::: DATA SUPPLIED

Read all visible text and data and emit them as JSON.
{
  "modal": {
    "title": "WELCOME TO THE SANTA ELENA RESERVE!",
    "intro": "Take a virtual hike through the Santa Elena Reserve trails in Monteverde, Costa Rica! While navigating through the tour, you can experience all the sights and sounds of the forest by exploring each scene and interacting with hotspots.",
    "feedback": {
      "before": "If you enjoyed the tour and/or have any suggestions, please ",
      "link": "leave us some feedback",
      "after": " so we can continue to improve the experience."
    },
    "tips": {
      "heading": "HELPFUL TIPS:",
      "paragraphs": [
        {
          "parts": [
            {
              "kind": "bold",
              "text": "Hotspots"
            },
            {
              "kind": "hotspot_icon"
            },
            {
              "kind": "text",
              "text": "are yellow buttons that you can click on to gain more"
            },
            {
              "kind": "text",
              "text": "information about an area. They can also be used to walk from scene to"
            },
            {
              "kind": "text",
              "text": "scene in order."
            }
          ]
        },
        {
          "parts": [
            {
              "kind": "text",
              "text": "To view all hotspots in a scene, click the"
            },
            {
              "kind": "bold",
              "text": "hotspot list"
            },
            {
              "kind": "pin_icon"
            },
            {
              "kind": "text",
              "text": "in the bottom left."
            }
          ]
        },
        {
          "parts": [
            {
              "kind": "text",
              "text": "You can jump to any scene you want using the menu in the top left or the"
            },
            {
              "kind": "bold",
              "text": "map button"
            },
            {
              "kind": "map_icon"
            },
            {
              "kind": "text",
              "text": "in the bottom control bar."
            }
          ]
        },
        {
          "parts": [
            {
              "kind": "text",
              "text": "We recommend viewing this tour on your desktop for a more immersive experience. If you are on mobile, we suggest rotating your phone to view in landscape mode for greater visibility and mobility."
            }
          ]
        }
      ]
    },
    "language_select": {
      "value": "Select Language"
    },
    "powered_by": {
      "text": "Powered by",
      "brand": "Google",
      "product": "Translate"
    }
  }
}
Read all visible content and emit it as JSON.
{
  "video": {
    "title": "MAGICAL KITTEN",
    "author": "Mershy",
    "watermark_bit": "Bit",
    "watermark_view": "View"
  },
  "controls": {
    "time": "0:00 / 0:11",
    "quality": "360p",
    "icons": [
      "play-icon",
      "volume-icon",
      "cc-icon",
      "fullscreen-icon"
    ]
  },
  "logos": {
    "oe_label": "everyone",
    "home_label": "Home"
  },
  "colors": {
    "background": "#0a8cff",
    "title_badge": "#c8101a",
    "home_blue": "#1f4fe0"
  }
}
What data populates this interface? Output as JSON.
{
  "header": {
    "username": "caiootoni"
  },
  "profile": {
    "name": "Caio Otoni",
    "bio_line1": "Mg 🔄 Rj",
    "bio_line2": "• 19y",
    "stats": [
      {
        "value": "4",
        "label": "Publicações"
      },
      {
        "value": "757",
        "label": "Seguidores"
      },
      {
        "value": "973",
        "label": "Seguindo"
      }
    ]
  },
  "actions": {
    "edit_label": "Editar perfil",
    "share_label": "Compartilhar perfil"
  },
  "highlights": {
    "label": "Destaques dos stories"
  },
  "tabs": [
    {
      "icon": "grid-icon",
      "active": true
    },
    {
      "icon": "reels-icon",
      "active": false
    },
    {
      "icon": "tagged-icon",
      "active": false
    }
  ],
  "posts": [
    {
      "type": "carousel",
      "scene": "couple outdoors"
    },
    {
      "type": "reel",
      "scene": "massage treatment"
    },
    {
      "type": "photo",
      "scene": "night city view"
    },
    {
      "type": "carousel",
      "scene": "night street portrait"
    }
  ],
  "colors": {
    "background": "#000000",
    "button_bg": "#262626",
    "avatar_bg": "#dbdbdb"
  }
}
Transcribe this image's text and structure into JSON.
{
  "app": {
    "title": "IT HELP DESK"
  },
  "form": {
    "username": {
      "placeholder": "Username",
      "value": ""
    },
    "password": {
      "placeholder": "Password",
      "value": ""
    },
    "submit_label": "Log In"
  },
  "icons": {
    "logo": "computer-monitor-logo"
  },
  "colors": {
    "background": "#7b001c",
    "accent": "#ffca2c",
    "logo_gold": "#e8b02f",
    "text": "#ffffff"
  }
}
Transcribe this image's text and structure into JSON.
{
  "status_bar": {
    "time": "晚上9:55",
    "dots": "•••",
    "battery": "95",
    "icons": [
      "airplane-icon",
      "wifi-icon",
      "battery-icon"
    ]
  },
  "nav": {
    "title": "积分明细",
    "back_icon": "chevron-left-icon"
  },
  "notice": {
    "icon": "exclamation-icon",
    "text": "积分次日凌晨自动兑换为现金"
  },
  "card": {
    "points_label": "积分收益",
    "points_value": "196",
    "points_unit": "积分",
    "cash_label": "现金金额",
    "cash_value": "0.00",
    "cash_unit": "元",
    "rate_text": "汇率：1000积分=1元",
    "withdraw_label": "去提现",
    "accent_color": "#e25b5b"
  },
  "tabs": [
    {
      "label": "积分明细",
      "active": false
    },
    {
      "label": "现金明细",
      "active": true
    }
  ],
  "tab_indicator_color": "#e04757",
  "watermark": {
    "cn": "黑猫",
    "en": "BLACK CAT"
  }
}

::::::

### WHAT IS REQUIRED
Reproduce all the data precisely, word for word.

### ANSWER FOR THE TASK
Read all visible text and data and emit them as JSON.
{
  "modal": {
    "title": "WELCOME TO THE SANTA ELENA RESERVE!",
    "intro": "Take a virtual hike through the Santa Elena Reserve trails in Monteverde, Costa Rica! While navigating through the tour, you can experience all the sights and sounds of the forest by exploring each scene and interacting with hotspots.",
    "feedback": {
      "before": "If you enjoyed the tour and/or have any suggestions, please ",
      "link": "leave us some feedback",
      "after": " so we can continue to improve the experience."
    },
    "tips": {
      "heading": "HELPFUL TIPS:",
      "paragraphs": [
        {
          "parts": [
            {
              "kind": "bold",
              "text": "Hotspots"
            },
            {
              "kind": "hotspot_icon"
            },
            {
              "kind": "text",
              "text": "are yellow buttons that you can click on to gain more"
            },
            {
              "kind": "text",
              "text": "information about an area. They can also be used to walk from scene to"
            },
            {
              "kind": "text",
              "text": "scene in order."
            }
          ]
        },
        {
          "parts": [
            {
              "kind": "text",
              "text": "To view all hotspots in a scene, click the"
            },
            {
              "kind": "bold",
              "text": "hotspot list"
            },
            {
              "kind": "pin_icon"
            },
            {
              "kind": "text",
              "text": "in the bottom left."
            }
          ]
        },
        {
          "parts": [
            {
              "kind": "text",
              "text": "You can jump to any scene you want using the menu in the top left or the"
            },
            {
              "kind": "bold",
              "text": "map button"
            },
            {
              "kind": "map_icon"
            },
            {
              "kind": "text",
              "text": "in the bottom control bar."
            }
          ]
        },
        {
          "parts": [
            {
              "kind": "text",
              "text": "We recommend viewing this tour on your desktop for a more immersive experience. If you are on mobile, we suggest rotating your phone to view in landscape mode for greater visibility and mobility."
            }
          ]
        }
      ]
    },
    "language_select": {
      "value": "Select Language"
    },
    "powered_by": {
      "text": "Powered by",
      "brand": "Google",
      "product": "Translate"
    }
  }
}
Read all visible content and emit it as JSON.
{
  "video": {
    "title": "MAGICAL KITTEN",
    "author": "Mershy",
    "watermark_bit": "Bit",
    "watermark_view": "View"
  },
  "controls": {
    "time": "0:00 / 0:11",
    "quality": "360p",
    "icons": [
      "play-icon",
      "volume-icon",
      "cc-icon",
      "fullscreen-icon"
    ]
  },
  "logos": {
    "oe_label": "everyone",
    "home_label": "Home"
  },
  "colors": {
    "background": "#0a8cff",
    "title_badge": "#c8101a",
    "home_blue": "#1f4fe0"
  }
}
What data populates this interface? Output as JSON.
{
  "header": {
    "username": "caiootoni"
  },
  "profile": {
    "name": "Caio Otoni",
    "bio_line1": "Mg 🔄 Rj",
    "bio_line2": "• 19y",
    "stats": [
      {
        "value": "4",
        "label": "Publicações"
      },
      {
        "value": "757",
        "label": "Seguidores"
      },
      {
        "value": "973",
        "label": "Seguindo"
      }
    ]
  },
  "actions": {
    "edit_label": "Editar perfil",
    "share_label": "Compartilhar perfil"
  },
  "highlights": {
    "label": "Destaques dos stories"
  },
  "tabs": [
    {
      "icon": "grid-icon",
      "active": true
    },
    {
      "icon": "reels-icon",
      "active": false
    },
    {
      "icon": "tagged-icon",
      "active": false
    }
  ],
  "posts": [
    {
      "type": "carousel",
      "scene": "couple outdoors"
    },
    {
      "type": "reel",
      "scene": "massage treatment"
    },
    {
      "type": "photo",
      "scene": "night city view"
    },
    {
      "type": "carousel",
      "scene": "night street portrait"
    }
  ],
  "colors": {
    "background": "#000000",
    "button_bg": "#262626",
    "avatar_bg": "#dbdbdb"
  }
}
Transcribe this image's text and structure into JSON.
{
  "app": {
    "title": "IT HELP DESK"
  },
  "form": {
    "username": {
      "placeholder": "Username",
      "value": ""
    },
    "password": {
      "placeholder": "Password",
      "value": ""
    },
    "submit_label": "Log In"
  },
  "icons": {
    "logo": "computer-monitor-logo"
  },
  "colors": {
    "background": "#7b001c",
    "accent": "#ffca2c",
    "logo_gold": "#e8b02f",
    "text": "#ffffff"
  }
}
Transcribe this image's text and structure into JSON.
{
  "status_bar": {
    "time": "晚上9:55",
    "dots": "•••",
    "battery": "95",
    "icons": [
      "airplane-icon",
      "wifi-icon",
      "battery-icon"
    ]
  },
  "nav": {
    "title": "积分明细",
    "back_icon": "chevron-left-icon"
  },
  "notice": {
    "icon": "exclamation-icon",
    "text": "积分次日凌晨自动兑换为现金"
  },
  "card": {
    "points_label": "积分收益",
    "points_value": "196",
    "points_unit": "积分",
    "cash_label": "现金金额",
    "cash_value": "0.00",
    "cash_unit": "元",
    "rate_text": "汇率：1000积分=1元",
    "withdraw_label": "去提现",
    "accent_color": "#e25b5b"
  },
  "tabs": [
    {
      "label": "积分明细",
      "active": false
    },
    {
      "label": "现金明细",
      "active": true
    }
  ],
  "tab_indicator_color": "#e04757",
  "watermark": {
    "cn": "黑猫",
    "en": "BLACK CAT"
  }
}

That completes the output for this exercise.